Many of the risks the company’s servers will face are made possible by compromising security for convenience, and allowing vulnerabilities to exist such as introducing the web server to a source of malware, creating a spam-sending relay, a web or TCP proxy, or other malicious activity. This is why the OS should constantly be patched with security updates, and the server should have the recommended security configurations in place to ensure system hardening.
Below I will run down some of the vulnerabilities I know to be the most overlooked and biggest gaps in system hardening.
Most Linux systems allow the use of a package manager, much like Windows Update. In Linux, this is refered to as “rpm” or RedHat Package Manager, “apt/dpkg” or Debian Package Manager, or simply “YUM” or Yellowdog. These allow a system manager to update specific software individually utilizing commands starting with these; you can always utilize the vendor’s proprietary tools. With RedHat, you are given some good support options through the RedHat network that will ensure the RedHat servers are managed proficiently. With this option, the system administrator should get used to utilizing the “up2date” command, this command will automatically resolve any dependenciy issues. The Debian package system will resolve any dependency problems, rather than simply report on them (as the rpm system does).
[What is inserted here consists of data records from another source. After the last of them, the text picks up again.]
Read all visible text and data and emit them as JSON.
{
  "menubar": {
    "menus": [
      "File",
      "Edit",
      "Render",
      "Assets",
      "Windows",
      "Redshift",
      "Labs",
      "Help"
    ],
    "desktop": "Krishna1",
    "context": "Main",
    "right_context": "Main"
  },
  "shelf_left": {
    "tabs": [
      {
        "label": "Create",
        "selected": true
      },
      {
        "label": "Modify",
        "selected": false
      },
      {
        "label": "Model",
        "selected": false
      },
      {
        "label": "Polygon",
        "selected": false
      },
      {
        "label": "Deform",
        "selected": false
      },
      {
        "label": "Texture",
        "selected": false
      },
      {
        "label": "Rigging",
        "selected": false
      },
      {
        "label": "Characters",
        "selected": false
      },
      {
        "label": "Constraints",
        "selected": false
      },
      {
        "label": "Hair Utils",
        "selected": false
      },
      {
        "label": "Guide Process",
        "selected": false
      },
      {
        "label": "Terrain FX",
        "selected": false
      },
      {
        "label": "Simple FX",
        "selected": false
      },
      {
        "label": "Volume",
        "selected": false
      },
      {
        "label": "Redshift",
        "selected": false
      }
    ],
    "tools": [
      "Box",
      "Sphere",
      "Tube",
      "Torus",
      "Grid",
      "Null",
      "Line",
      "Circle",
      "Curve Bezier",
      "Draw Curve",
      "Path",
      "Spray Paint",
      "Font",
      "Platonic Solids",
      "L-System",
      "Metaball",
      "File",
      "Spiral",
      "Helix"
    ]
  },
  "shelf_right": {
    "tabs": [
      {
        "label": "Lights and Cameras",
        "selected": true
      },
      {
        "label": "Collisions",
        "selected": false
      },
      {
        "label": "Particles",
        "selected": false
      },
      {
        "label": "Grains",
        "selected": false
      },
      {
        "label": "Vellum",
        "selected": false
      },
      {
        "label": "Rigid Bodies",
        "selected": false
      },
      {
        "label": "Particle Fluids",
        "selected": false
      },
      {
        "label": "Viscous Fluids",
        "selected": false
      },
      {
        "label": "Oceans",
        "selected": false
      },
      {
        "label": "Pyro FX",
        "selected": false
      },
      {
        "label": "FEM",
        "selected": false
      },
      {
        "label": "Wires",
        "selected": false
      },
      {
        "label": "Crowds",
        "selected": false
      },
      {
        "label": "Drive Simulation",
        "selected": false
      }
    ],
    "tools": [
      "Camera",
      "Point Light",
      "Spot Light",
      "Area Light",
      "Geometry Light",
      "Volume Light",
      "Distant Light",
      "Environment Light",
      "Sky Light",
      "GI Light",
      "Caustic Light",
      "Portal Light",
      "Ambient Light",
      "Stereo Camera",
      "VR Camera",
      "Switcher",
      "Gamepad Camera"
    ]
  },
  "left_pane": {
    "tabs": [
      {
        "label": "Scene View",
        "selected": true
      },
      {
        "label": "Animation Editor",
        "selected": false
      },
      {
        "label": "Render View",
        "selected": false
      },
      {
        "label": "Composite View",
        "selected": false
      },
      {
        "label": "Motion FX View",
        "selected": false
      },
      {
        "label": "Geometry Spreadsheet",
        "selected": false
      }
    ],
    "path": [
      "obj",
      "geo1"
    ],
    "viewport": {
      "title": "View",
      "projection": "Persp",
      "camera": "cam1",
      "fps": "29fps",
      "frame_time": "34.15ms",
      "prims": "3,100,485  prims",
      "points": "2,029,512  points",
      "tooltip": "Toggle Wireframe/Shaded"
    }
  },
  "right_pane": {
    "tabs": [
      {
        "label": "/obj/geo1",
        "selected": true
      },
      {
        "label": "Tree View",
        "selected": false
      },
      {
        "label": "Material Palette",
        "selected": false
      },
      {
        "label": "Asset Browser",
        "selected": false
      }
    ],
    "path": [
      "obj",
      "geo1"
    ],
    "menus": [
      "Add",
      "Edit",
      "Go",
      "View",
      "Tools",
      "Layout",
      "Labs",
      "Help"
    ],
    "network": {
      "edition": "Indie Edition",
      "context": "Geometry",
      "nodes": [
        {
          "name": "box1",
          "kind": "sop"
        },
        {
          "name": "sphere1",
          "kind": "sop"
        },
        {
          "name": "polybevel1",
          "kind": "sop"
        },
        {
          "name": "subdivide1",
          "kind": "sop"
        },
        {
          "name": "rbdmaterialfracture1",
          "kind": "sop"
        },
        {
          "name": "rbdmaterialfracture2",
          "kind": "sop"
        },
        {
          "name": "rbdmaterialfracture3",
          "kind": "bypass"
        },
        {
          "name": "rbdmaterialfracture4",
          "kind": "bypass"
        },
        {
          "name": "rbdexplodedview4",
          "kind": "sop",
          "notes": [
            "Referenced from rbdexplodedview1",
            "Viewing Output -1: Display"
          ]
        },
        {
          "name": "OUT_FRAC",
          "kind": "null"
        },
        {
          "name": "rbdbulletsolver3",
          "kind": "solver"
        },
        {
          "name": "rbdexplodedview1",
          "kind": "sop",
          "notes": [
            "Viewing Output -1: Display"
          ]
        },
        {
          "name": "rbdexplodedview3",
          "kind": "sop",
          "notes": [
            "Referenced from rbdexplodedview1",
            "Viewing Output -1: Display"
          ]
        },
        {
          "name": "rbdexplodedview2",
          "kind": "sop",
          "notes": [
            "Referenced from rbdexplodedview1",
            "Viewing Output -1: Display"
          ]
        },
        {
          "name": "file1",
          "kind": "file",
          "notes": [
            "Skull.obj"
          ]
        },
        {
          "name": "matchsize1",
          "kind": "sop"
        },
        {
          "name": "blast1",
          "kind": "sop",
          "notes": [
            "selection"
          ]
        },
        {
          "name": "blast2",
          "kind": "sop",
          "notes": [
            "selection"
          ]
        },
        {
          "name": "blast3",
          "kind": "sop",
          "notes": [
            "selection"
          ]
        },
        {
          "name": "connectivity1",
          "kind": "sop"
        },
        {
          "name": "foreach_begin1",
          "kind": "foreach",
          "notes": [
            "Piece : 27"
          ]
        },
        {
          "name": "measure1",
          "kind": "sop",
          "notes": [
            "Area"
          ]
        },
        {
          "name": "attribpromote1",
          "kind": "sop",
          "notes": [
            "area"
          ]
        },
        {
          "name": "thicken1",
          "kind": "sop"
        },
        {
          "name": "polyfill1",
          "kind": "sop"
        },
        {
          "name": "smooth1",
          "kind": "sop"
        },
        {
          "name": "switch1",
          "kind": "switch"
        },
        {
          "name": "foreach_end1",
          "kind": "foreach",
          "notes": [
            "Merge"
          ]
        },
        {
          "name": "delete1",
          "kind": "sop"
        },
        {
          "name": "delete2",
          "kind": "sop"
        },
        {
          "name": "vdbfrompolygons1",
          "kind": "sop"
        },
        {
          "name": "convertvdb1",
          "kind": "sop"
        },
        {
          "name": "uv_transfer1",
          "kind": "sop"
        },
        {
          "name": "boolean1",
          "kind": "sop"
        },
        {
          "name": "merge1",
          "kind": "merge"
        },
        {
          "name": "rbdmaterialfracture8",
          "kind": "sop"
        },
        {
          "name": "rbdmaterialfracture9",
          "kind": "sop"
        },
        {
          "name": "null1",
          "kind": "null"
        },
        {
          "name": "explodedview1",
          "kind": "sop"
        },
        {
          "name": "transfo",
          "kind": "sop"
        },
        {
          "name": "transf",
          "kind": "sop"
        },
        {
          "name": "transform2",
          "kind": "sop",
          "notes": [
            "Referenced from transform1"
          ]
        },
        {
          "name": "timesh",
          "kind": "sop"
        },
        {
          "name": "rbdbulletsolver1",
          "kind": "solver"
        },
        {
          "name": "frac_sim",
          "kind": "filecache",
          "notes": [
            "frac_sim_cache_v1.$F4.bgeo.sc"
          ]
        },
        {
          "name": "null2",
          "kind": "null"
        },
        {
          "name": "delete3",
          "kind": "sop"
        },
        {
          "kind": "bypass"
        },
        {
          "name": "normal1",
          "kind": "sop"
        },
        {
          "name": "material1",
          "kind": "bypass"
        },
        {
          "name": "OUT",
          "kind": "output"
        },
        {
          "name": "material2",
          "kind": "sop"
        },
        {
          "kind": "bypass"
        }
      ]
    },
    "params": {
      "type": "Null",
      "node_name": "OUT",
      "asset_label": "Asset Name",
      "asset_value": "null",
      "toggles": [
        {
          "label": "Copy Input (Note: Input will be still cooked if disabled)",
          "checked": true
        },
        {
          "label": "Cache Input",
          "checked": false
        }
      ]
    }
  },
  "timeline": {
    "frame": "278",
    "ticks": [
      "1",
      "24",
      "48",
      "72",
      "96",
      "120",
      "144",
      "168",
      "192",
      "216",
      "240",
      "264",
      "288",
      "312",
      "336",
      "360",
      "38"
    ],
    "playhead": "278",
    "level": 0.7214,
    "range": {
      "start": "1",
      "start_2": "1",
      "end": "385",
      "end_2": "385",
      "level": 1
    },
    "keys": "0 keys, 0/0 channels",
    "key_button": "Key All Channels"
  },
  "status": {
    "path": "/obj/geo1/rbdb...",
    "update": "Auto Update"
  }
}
For details on the apt command, which is used to load Debian packages, see: http://www.debian.org/doc/manuals/users-guide/ch-iraus.en.html
For information on RedHat Network services, visit:
RHN services are generally free for the first 90 days after installation, after which the company must purchase entitlements to continue.
Another important, albeit trivial changes that should be completed on any new Linux machine is to disable any information leakage that is occurring on...